Being upcountry in the 60's during holiday season was unique for us. Having grown up in a community where friends had Christmas lights, Christmas trees, and where even then we were all pounded by the commercial aspects of the holiday season - being in Kenema was worlds away in more ways then one. Sure, our Peace Corps assignment was with the missionary Holy Rosary Sisters and the Catholic Mission. In those days the sisters were mainly from Ireland and their overt Christmas festivities were muted in comparison to our American experience. Their Christmas was appropriately holy and religious. The few outward manifestations - their decorations were tasteful and appropriate. What I best remember was the lack of frenzy that my American Christian friends went through each holiday season. In Kenema - Christians were certainly in the minority in those days.
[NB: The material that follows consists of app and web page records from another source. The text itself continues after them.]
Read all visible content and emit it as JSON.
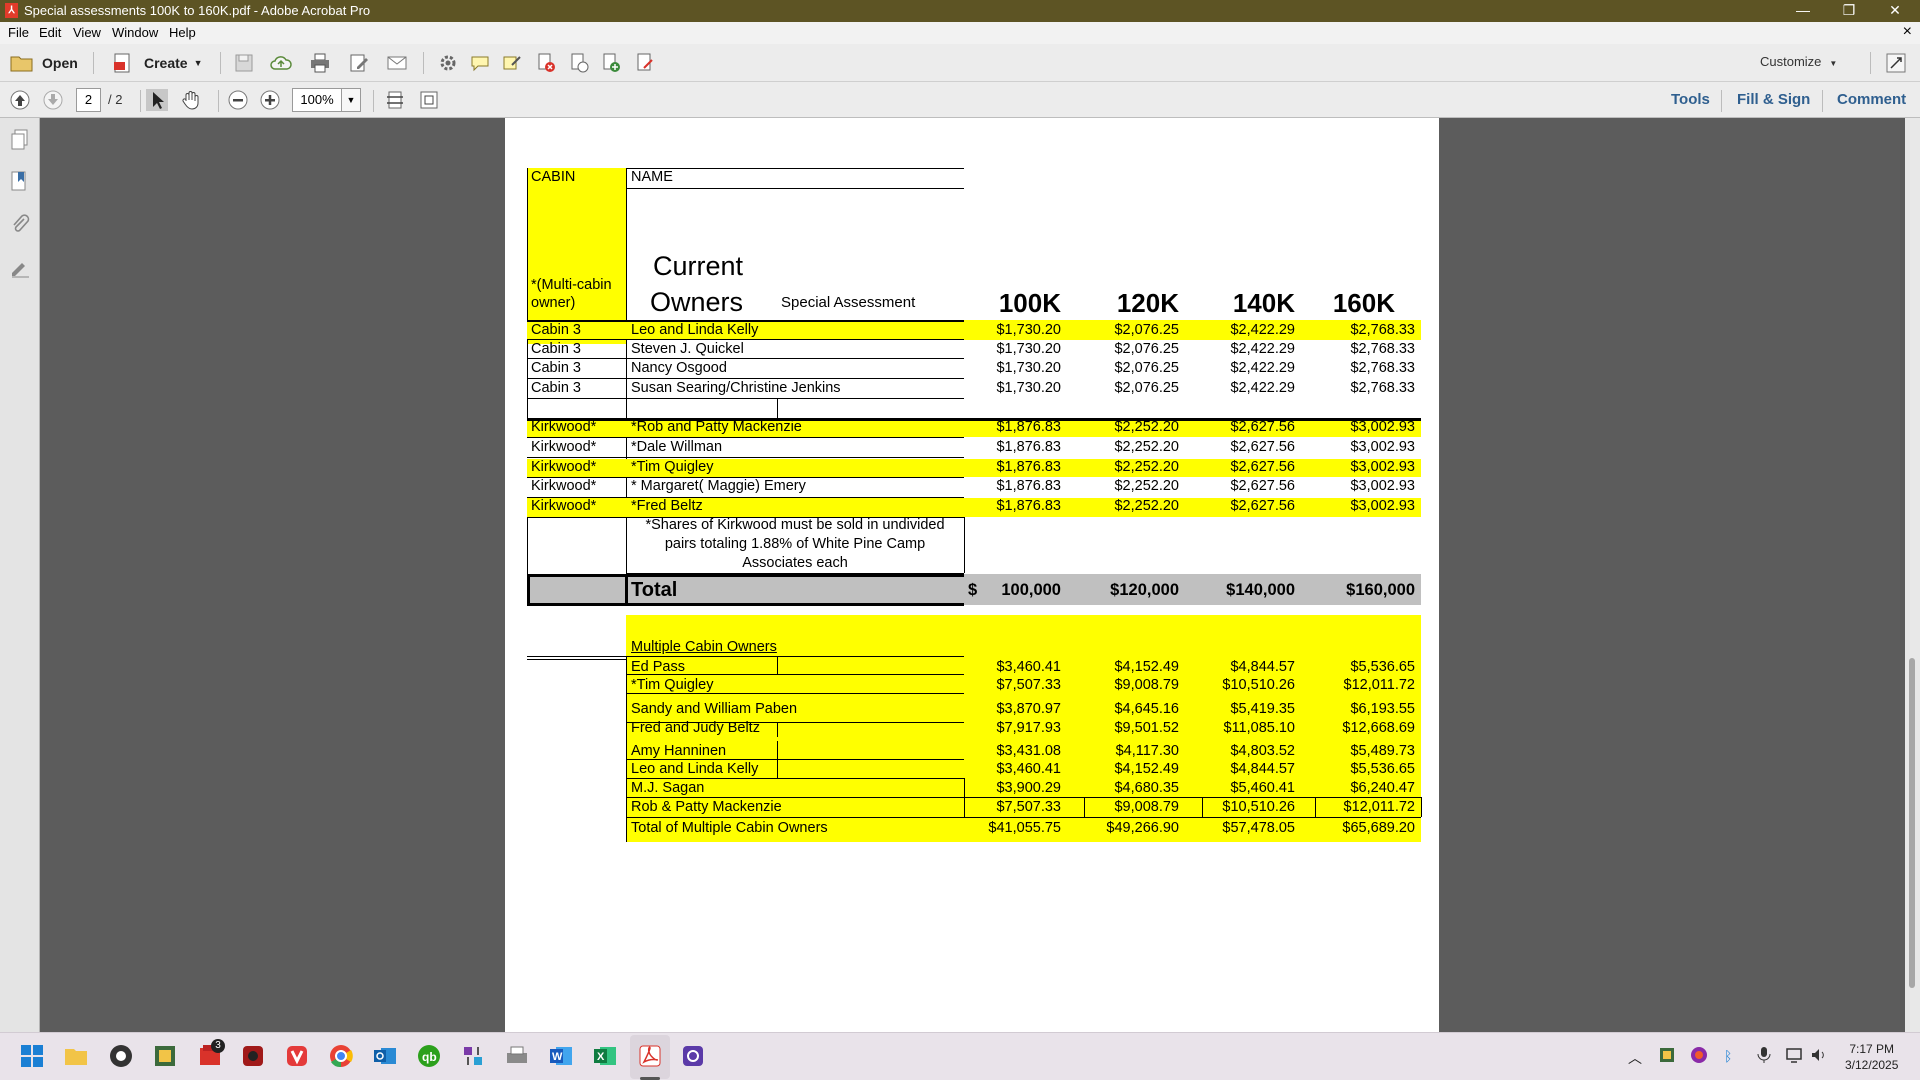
{
  "window": {
    "title": "Special assessments 100K to 160K.pdf - Adobe Acrobat Pro",
    "app_icon": "acrobat-icon",
    "controls": {
      "minimize": "—",
      "restore": "❐",
      "close": "✕"
    }
  },
  "menu": {
    "items": [
      "File",
      "Edit",
      "View",
      "Window",
      "Help"
    ],
    "close_doc": "×"
  },
  "toolbar": {
    "open_label": "Open",
    "create_label": "Create",
    "customize_label": "Customize"
  },
  "nav": {
    "current_page": "2",
    "page_count": "/ 2",
    "zoom": "100%",
    "tools_label": "Tools",
    "fill_sign_label": "Fill & Sign",
    "comment_label": "Comment"
  },
  "sheet": {
    "hdr_cabin": "CABIN",
    "hdr_name": "NAME",
    "multi_note_1": "*(Multi-cabin",
    "multi_note_2": "owner)",
    "current_1": "Current",
    "current_2": "Owners",
    "special_assessment": "Special Assessment",
    "columns": [
      "100K",
      "120K",
      "140K",
      "160K"
    ],
    "cabin3_rows": [
      {
        "cabin": "Cabin 3",
        "name": "Leo and Linda Kelly",
        "v": [
          "$1,730.20",
          "$2,076.25",
          "$2,422.29",
          "$2,768.33"
        ]
      },
      {
        "cabin": "Cabin 3",
        "name": "Steven J. Quickel",
        "v": [
          "$1,730.20",
          "$2,076.25",
          "$2,422.29",
          "$2,768.33"
        ]
      },
      {
        "cabin": "Cabin 3",
        "name": "Nancy Osgood",
        "v": [
          "$1,730.20",
          "$2,076.25",
          "$2,422.29",
          "$2,768.33"
        ]
      },
      {
        "cabin": "Cabin 3",
        "name": "Susan Searing/Christine Jenkins",
        "v": [
          "$1,730.20",
          "$2,076.25",
          "$2,422.29",
          "$2,768.33"
        ]
      }
    ],
    "kirkwood_rows": [
      {
        "cabin": "Kirkwood*",
        "name": "*Rob and Patty Mackenzie",
        "v": [
          "$1,876.83",
          "$2,252.20",
          "$2,627.56",
          "$3,002.93"
        ]
      },
      {
        "cabin": "Kirkwood*",
        "name": "*Dale Willman",
        "v": [
          "$1,876.83",
          "$2,252.20",
          "$2,627.56",
          "$3,002.93"
        ]
      },
      {
        "cabin": "Kirkwood*",
        "name": "*Tim Quigley",
        "v": [
          "$1,876.83",
          "$2,252.20",
          "$2,627.56",
          "$3,002.93"
        ]
      },
      {
        "cabin": "Kirkwood*",
        "name": "* Margaret( Maggie)  Emery",
        "v": [
          "$1,876.83",
          "$2,252.20",
          "$2,627.56",
          "$3,002.93"
        ]
      },
      {
        "cabin": "Kirkwood*",
        "name": "*Fred Beltz",
        "v": [
          "$1,876.83",
          "$2,252.20",
          "$2,627.56",
          "$3,002.93"
        ]
      }
    ],
    "kirkwood_note": [
      "*Shares of Kirkwood must be sold in undivided",
      "pairs totaling 1.88% of White Pine Camp",
      "Associates each"
    ],
    "total_label": "Total",
    "total_dollar": "$",
    "totals": [
      "100,000",
      "$120,000",
      "$140,000",
      "$160,000"
    ],
    "multi_title": "Multiple Cabin Owners",
    "multi_rows": [
      {
        "name": "Ed Pass",
        "v": [
          "$3,460.41",
          "$4,152.49",
          "$4,844.57",
          "$5,536.65"
        ]
      },
      {
        "name": "*Tim Quigley",
        "v": [
          "$7,507.33",
          "$9,008.79",
          "$10,510.26",
          "$12,011.72"
        ]
      },
      {
        "name": "Sandy and William Paben",
        "v": [
          "$3,870.97",
          "$4,645.16",
          "$5,419.35",
          "$6,193.55"
        ]
      },
      {
        "name": "Fred and Judy Beltz",
        "v": [
          "$7,917.93",
          "$9,501.52",
          "$11,085.10",
          "$12,668.69"
        ]
      },
      {
        "name": "Amy Hanninen",
        "v": [
          "$3,431.08",
          "$4,117.30",
          "$4,803.52",
          "$5,489.73"
        ]
      },
      {
        "name": "Leo and Linda Kelly",
        "v": [
          "$3,460.41",
          "$4,152.49",
          "$4,844.57",
          "$5,536.65"
        ]
      },
      {
        "name": "M.J. Sagan",
        "v": [
          "$3,900.29",
          "$4,680.35",
          "$5,460.41",
          "$6,240.47"
        ]
      },
      {
        "name": "Rob & Patty Mackenzie",
        "v": [
          "$7,507.33",
          "$9,008.79",
          "$10,510.26",
          "$12,011.72"
        ]
      }
    ],
    "multi_total_label": "Total of Multiple Cabin Owners",
    "multi_totals": [
      "$41,055.75",
      "$49,266.90",
      "$57,478.05",
      "$65,689.20"
    ]
  },
  "taskbar": {
    "clock_time": "7:17 PM",
    "clock_date": "3/12/2025",
    "badge": "3"
  },
  "colors": {
    "highlight": "#ffff00",
    "total_gray": "#c0c0c0",
    "titlebar": "#5d5424"
  }
}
But the impact of the holiday season did not pass the Muslims and the animists by. Just as in America Christmas (and New Years) were work holidays as well as religious holidays. The Christians went to their churches. After church services a very intermittent and somewhat haphazard celebration would take place as we walked about either to visit our friends or to just get out. Stores were closed. There was no mail. We might head to visit Peace Corps friends in Town and along the way we'd be met by various 'devils' out and about to celebrate the festivities. Routinely - these devils and their group of attendants, many with musical instruments and singing - would stop as we walked near them - sing some songs or aid the devil in its dance - and these short interludes in our walk would result in our 'dashing' the folks for their entertainment. This might happen 3 or 4 times in our 2 mile walk. The holiday season was at the height of the dry season. The air at this time was less humid, sometimes discolored by the Saharan wind known as the Harmattan - a wind from the north that was mixed at high levels with sand off the Sahara.
Except for wearing their Sunday best for those who went to Church there was no holiday decorations and little outward signs of the holiday. There was certainly no snow and no cold. So for us and for all our Peace Corps buddies - the holiday celebration was muted and quiet. Mostly a day to perhaps go to church and to contemplate - all groups appreciated the chance to participate in their own way - even if they were not Christians. I also remember New Years being a very similar muted experience. Another non-work day (the schools were out for the two week holidays) - I remember little in the way of outward celebrations. Yes perhaps a few 'devils' and their attendants might be out for the day, and there might be some singing - but for the most part the holiday season in Kenema was quiet.